**EXERCISE INPUTS**
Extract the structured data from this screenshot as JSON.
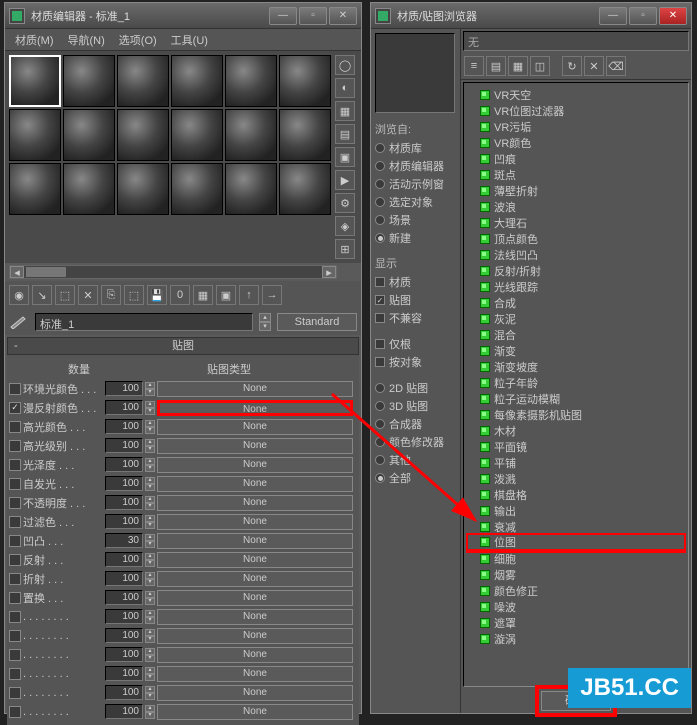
{
  "matEditor": {
    "title": "材质编辑器 - 标准_1",
    "menus": [
      "材质(M)",
      "导航(N)",
      "选项(O)",
      "工具(U)"
    ],
    "nameField": "标准_1",
    "typeButton": "Standard",
    "rolloutTitle": "贴图",
    "colHeaders": {
      "amount": "数量",
      "type": "贴图类型"
    },
    "rows": [
      {
        "on": false,
        "label": "环境光颜色",
        "amt": "100",
        "map": "None"
      },
      {
        "on": true,
        "label": "漫反射颜色",
        "amt": "100",
        "map": "None",
        "hl": true
      },
      {
        "on": false,
        "label": "高光颜色",
        "amt": "100",
        "map": "None"
      },
      {
        "on": false,
        "label": "高光级别",
        "amt": "100",
        "map": "None"
      },
      {
        "on": false,
        "label": "光泽度",
        "amt": "100",
        "map": "None"
      },
      {
        "on": false,
        "label": "自发光",
        "amt": "100",
        "map": "None"
      },
      {
        "on": false,
        "label": "不透明度",
        "amt": "100",
        "map": "None"
      },
      {
        "on": false,
        "label": "过滤色",
        "amt": "100",
        "map": "None"
      },
      {
        "on": false,
        "label": "凹凸",
        "amt": "30",
        "map": "None"
      },
      {
        "on": false,
        "label": "反射",
        "amt": "100",
        "map": "None"
      },
      {
        "on": false,
        "label": "折射",
        "amt": "100",
        "map": "None"
      },
      {
        "on": false,
        "label": "置换",
        "amt": "100",
        "map": "None"
      },
      {
        "on": false,
        "label": "",
        "amt": "100",
        "map": "None"
      },
      {
        "on": false,
        "label": "",
        "amt": "100",
        "map": "None"
      },
      {
        "on": false,
        "label": "",
        "amt": "100",
        "map": "None"
      },
      {
        "on": false,
        "label": "",
        "amt": "100",
        "map": "None"
      },
      {
        "on": false,
        "label": "",
        "amt": "100",
        "map": "None"
      },
      {
        "on": false,
        "label": "",
        "amt": "100",
        "map": "None"
      }
    ]
  },
  "browser": {
    "title": "材质/贴图浏览器",
    "search": "无",
    "browseFrom": {
      "label": "浏览自:",
      "items": [
        {
          "label": "材质库",
          "on": false
        },
        {
          "label": "材质编辑器",
          "on": false
        },
        {
          "label": "活动示例窗",
          "on": false
        },
        {
          "label": "选定对象",
          "on": false
        },
        {
          "label": "场景",
          "on": false
        },
        {
          "label": "新建",
          "on": true
        }
      ]
    },
    "show": {
      "label": "显示",
      "items": [
        {
          "label": "材质",
          "on": false
        },
        {
          "label": "贴图",
          "on": true
        },
        {
          "label": "不兼容",
          "on": false
        }
      ]
    },
    "show2": [
      {
        "label": "仅根",
        "on": false
      },
      {
        "label": "按对象",
        "on": false
      }
    ],
    "filter": [
      {
        "label": "2D 贴图",
        "on": false
      },
      {
        "label": "3D 贴图",
        "on": false
      },
      {
        "label": "合成器",
        "on": false
      },
      {
        "label": "颜色修改器",
        "on": false
      },
      {
        "label": "其他",
        "on": false
      },
      {
        "label": "全部",
        "on": true
      }
    ],
    "tree": [
      "VR天空",
      "VR位图过滤器",
      "VR污垢",
      "VR颜色",
      "凹痕",
      "斑点",
      "薄壁折射",
      "波浪",
      "大理石",
      "顶点颜色",
      "法线凹凸",
      "反射/折射",
      "光线跟踪",
      "合成",
      "灰泥",
      "混合",
      "渐变",
      "渐变坡度",
      "粒子年龄",
      "粒子运动模糊",
      "每像素摄影机贴图",
      "木材",
      "平面镜",
      "平铺",
      "泼溅",
      "棋盘格",
      "输出",
      "衰减",
      "位图",
      "细胞",
      "烟雾",
      "颜色修正",
      "噪波",
      "遮罩",
      "漩涡"
    ],
    "hlItem": "位图",
    "ok": "确定"
  },
  "watermark": "JB51.CC"
}
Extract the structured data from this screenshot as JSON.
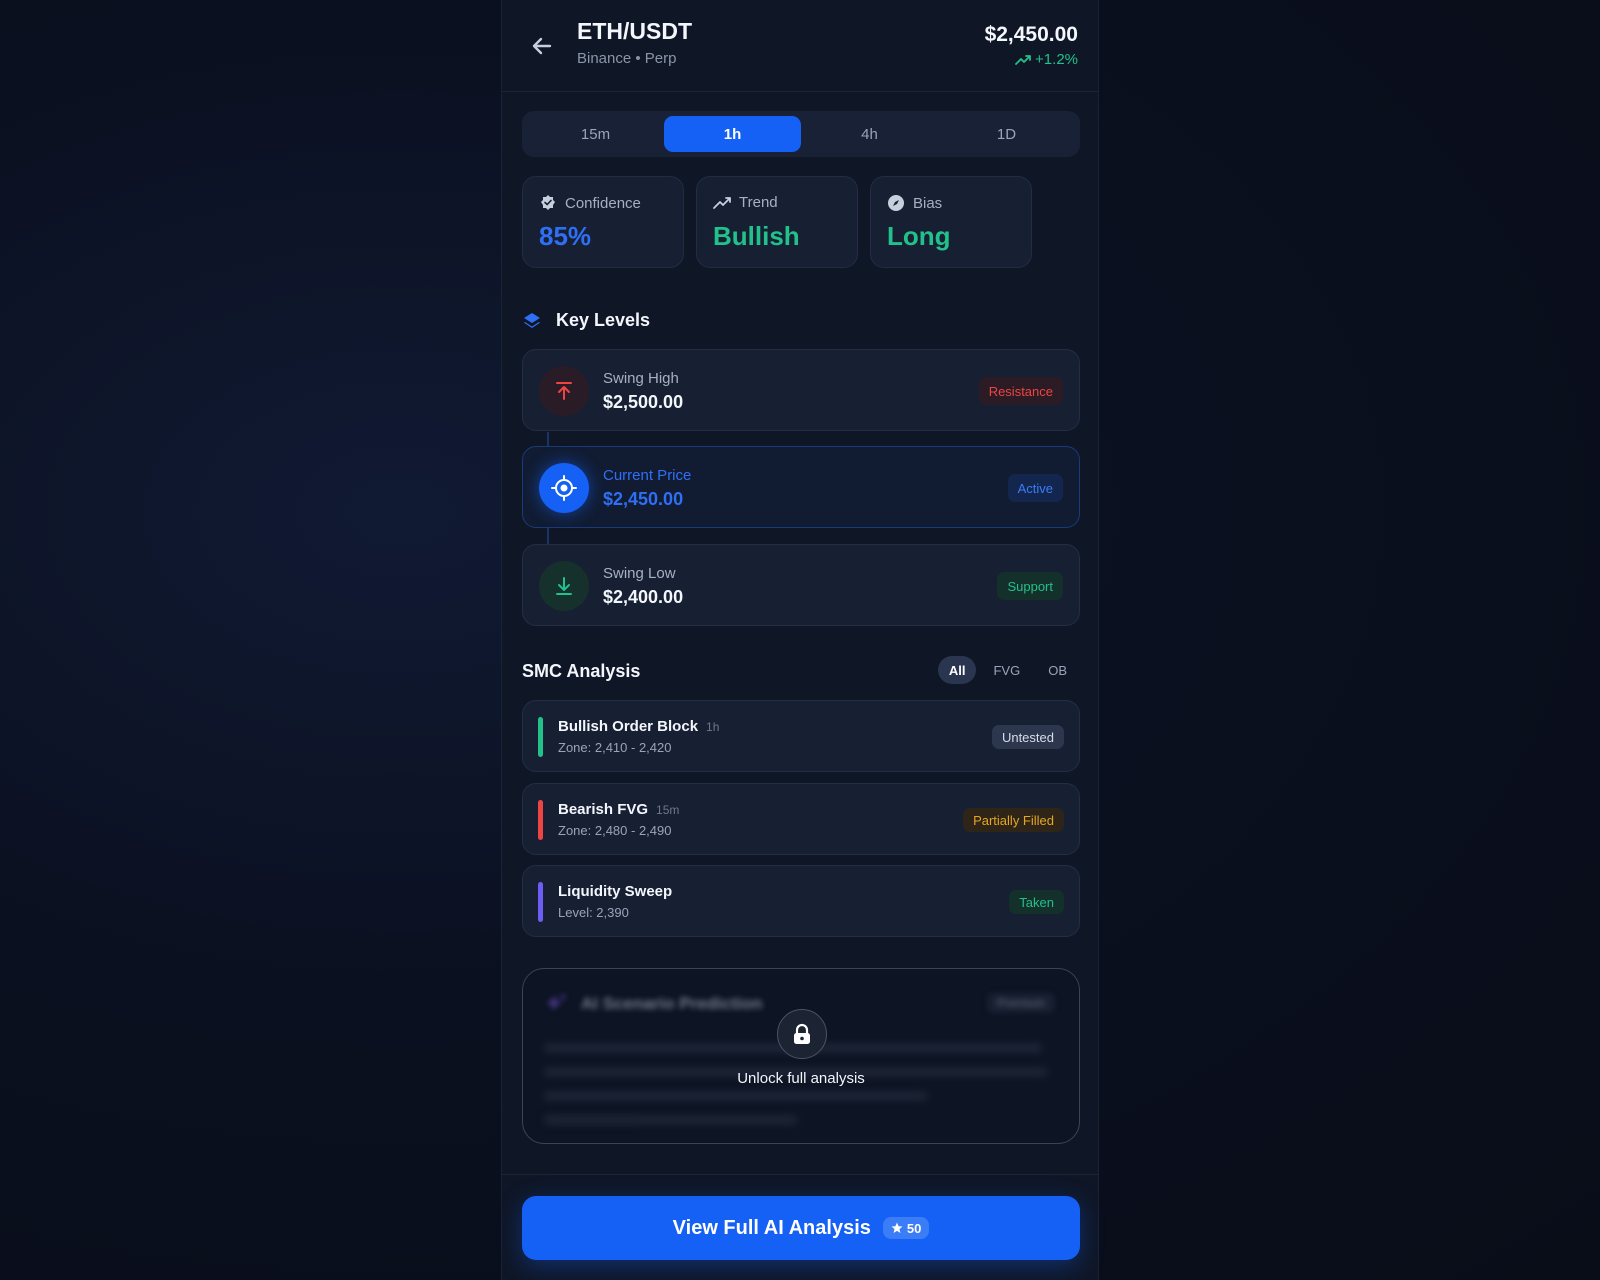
{
  "header": {
    "pair": "ETH/USDT",
    "subtitle": "Binance • Perp",
    "price": "$2,450.00",
    "change": "+1.2%"
  },
  "timeframes": [
    {
      "label": "15m",
      "active": false
    },
    {
      "label": "1h",
      "active": true
    },
    {
      "label": "4h",
      "active": false
    },
    {
      "label": "1D",
      "active": false
    }
  ],
  "stats": {
    "confidence": {
      "label": "Confidence",
      "value": "85%",
      "color": "#2f6ff5"
    },
    "trend": {
      "label": "Trend",
      "value": "Bullish",
      "color": "#22c08a"
    },
    "bias": {
      "label": "Bias",
      "value": "Long",
      "color": "#22c08a"
    }
  },
  "key_levels": {
    "title": "Key Levels",
    "items": [
      {
        "name": "Swing High",
        "value": "$2,500.00",
        "tag": "Resistance"
      },
      {
        "name": "Current Price",
        "value": "$2,450.00",
        "tag": "Active"
      },
      {
        "name": "Swing Low",
        "value": "$2,400.00",
        "tag": "Support"
      }
    ]
  },
  "smc": {
    "title": "SMC Analysis",
    "filters": [
      "All",
      "FVG",
      "OB"
    ],
    "active_filter": "All",
    "items": [
      {
        "name": "Bullish Order Block",
        "timeframe": "1h",
        "detail": "Zone: 2,410 - 2,420",
        "status": "Untested",
        "color": "#22c08a"
      },
      {
        "name": "Bearish FVG",
        "timeframe": "15m",
        "detail": "Zone: 2,480 - 2,490",
        "status": "Partially Filled",
        "color": "#ef4444"
      },
      {
        "name": "Liquidity Sweep",
        "timeframe": "",
        "detail": "Level: 2,390",
        "status": "Taken",
        "color": "#6d5df5"
      }
    ]
  },
  "locked": {
    "title": "AI Scenario Prediction",
    "badge": "Premium",
    "message": "Unlock full analysis"
  },
  "cta": {
    "label": "View Full AI Analysis",
    "cost": "50"
  },
  "colors": {
    "accent": "#1560f5",
    "bullish": "#22c08a",
    "bearish": "#ef4444",
    "warning": "#e5a623"
  }
}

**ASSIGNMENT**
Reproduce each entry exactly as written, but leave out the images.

**ANSWER TO THIS TASK**
Extract the structured data from this screenshot as JSON.
{
  "matEditor": {
    "title": "材质编辑器 - 标准_1",
    "menus": [
      "材质(M)",
      "导航(N)",
      "选项(O)",
      "工具(U)"
    ],
    "nameField": "标准_1",
    "typeButton": "Standard",
    "rolloutTitle": "贴图",
    "colHeaders": {
      "amount": "数量",
      "type": "贴图类型"
    },
    "rows": [
      {
        "on": false,
        "label": "环境光颜色",
        "amt": "100",
        "map": "None"
      },
      {
        "on": true,
        "label": "漫反射颜色",
        "amt": "100",
        "map": "None",
        "hl": true
      },
      {
        "on": false,
        "label": "高光颜色",
        "amt": "100",
        "map": "None"
      },
      {
        "on": false,
        "label": "高光级别",
        "amt": "100",
        "map": "None"
      },
      {
        "on": false,
        "label": "光泽度",
        "amt": "100",
        "map": "None"
      },
      {
        "on": false,
        "label": "自发光",
        "amt": "100",
        "map": "None"
      },
      {
        "on": false,
        "label": "不透明度",
        "amt": "100",
        "map": "None"
      },
      {
        "on": false,
        "label": "过滤色",
        "amt": "100",
        "map": "None"
      },
      {
        "on": false,
        "label": "凹凸",
        "amt": "30",
        "map": "None"
      },
      {
        "on": false,
        "label": "反射",
        "amt": "100",
        "map": "None"
      },
      {
        "on": false,
        "label": "折射",
        "amt": "100",
        "map": "None"
      },
      {
        "on": false,
        "label": "置换",
        "amt": "100",
        "map": "None"
      },
      {
        "on": false,
        "label": "",
        "amt": "100",
        "map": "None"
      },
      {
        "on": false,
        "label": "",
        "amt": "100",
        "map": "None"
      },
      {
        "on": false,
        "label": "",
        "amt": "100",
        "map": "None"
      },
      {
        "on": false,
        "label": "",
        "amt": "100",
        "map": "None"
      },
      {
        "on": false,
        "label": "",
        "amt": "100",
        "map": "None"
      },
      {
        "on": false,
        "label": "",
        "amt": "100",
        "map": "None"
      }
    ]
  },
  "browser": {
    "title": "材质/贴图浏览器",
    "search": "无",
    "browseFrom": {
      "label": "浏览自:",
      "items": [
        {
          "label": "材质库",
          "on": false
        },
        {
          "label": "材质编辑器",
          "on": false
        },
        {
          "label": "活动示例窗",
          "on": false
        },
        {
          "label": "选定对象",
          "on": false
        },
        {
          "label": "场景",
          "on": false
        },
        {
          "label": "新建",
          "on": true
        }
      ]
    },
    "show": {
      "label": "显示",
      "items": [
        {
          "label": "材质",
          "on": false
        },
        {
          "label": "贴图",
          "on": true
        },
        {
          "label": "不兼容",
          "on": false
        }
      ]
    },
    "show2": [
      {
        "label": "仅根",
        "on": false
      },
      {
        "label": "按对象",
        "on": false
      }
    ],
    "filter": [
      {
        "label": "2D 贴图",
        "on": false
      },
      {
        "label": "3D 贴图",
        "on": false
      },
      {
        "label": "合成器",
        "on": false
      },
      {
        "label": "颜色修改器",
        "on": false
      },
      {
        "label": "其他",
        "on": false
      },
      {
        "label": "全部",
        "on": true
      }
    ],
    "tree": [
      "VR天空",
      "VR位图过滤器",
      "VR污垢",
      "VR颜色",
      "凹痕",
      "斑点",
      "薄壁折射",
      "波浪",
      "大理石",
      "顶点颜色",
      "法线凹凸",
      "反射/折射",
      "光线跟踪",
      "合成",
      "灰泥",
      "混合",
      "渐变",
      "渐变坡度",
      "粒子年龄",
      "粒子运动模糊",
      "每像素摄影机贴图",
      "木材",
      "平面镜",
      "平铺",
      "泼溅",
      "棋盘格",
      "输出",
      "衰减",
      "位图",
      "细胞",
      "烟雾",
      "颜色修正",
      "噪波",
      "遮罩",
      "漩涡"
    ],
    "hlItem": "位图",
    "ok": "确定"
  },
  "watermark": "JB51.CC"
}
Extract the structured data from this screenshot as JSON.
{
  "header": {
    "pair": "ETH/USDT",
    "subtitle": "Binance • Perp",
    "price": "$2,450.00",
    "change": "+1.2%"
  },
  "timeframes": [
    {
      "label": "15m",
      "active": false
    },
    {
      "label": "1h",
      "active": true
    },
    {
      "label": "4h",
      "active": false
    },
    {
      "label": "1D",
      "active": false
    }
  ],
  "stats": {
    "confidence": {
      "label": "Confidence",
      "value": "85%",
      "color": "#2f6ff5"
    },
    "trend": {
      "label": "Trend",
      "value": "Bullish",
      "color": "#22c08a"
    },
    "bias": {
      "label": "Bias",
      "value": "Long",
      "color": "#22c08a"
    }
  },
  "key_levels": {
    "title": "Key Levels",
    "items": [
      {
        "name": "Swing High",
        "value": "$2,500.00",
        "tag": "Resistance"
      },
      {
        "name": "Current Price",
        "value": "$2,450.00",
        "tag": "Active"
      },
      {
        "name": "Swing Low",
        "value": "$2,400.00",
        "tag": "Support"
      }
    ]
  },
  "smc": {
    "title": "SMC Analysis",
    "filters": [
      "All",
      "FVG",
      "OB"
    ],
    "active_filter": "All",
    "items": [
      {
        "name": "Bullish Order Block",
        "timeframe": "1h",
        "detail": "Zone: 2,410 - 2,420",
        "status": "Untested",
        "color": "#22c08a"
      },
      {
        "name": "Bearish FVG",
        "timeframe": "15m",
        "detail": "Zone: 2,480 - 2,490",
        "status": "Partially Filled",
        "color": "#ef4444"
      },
      {
        "name": "Liquidity Sweep",
        "timeframe": "",
        "detail": "Level: 2,390",
        "status": "Taken",
        "color": "#6d5df5"
      }
    ]
  },
  "locked": {
    "title": "AI Scenario Prediction",
    "badge": "Premium",
    "message": "Unlock full analysis"
  },
  "cta": {
    "label": "View Full AI Analysis",
    "cost": "50"
  },
  "colors": {
    "accent": "#1560f5",
    "bullish": "#22c08a",
    "bearish": "#ef4444",
    "warning": "#e5a623"
  }
}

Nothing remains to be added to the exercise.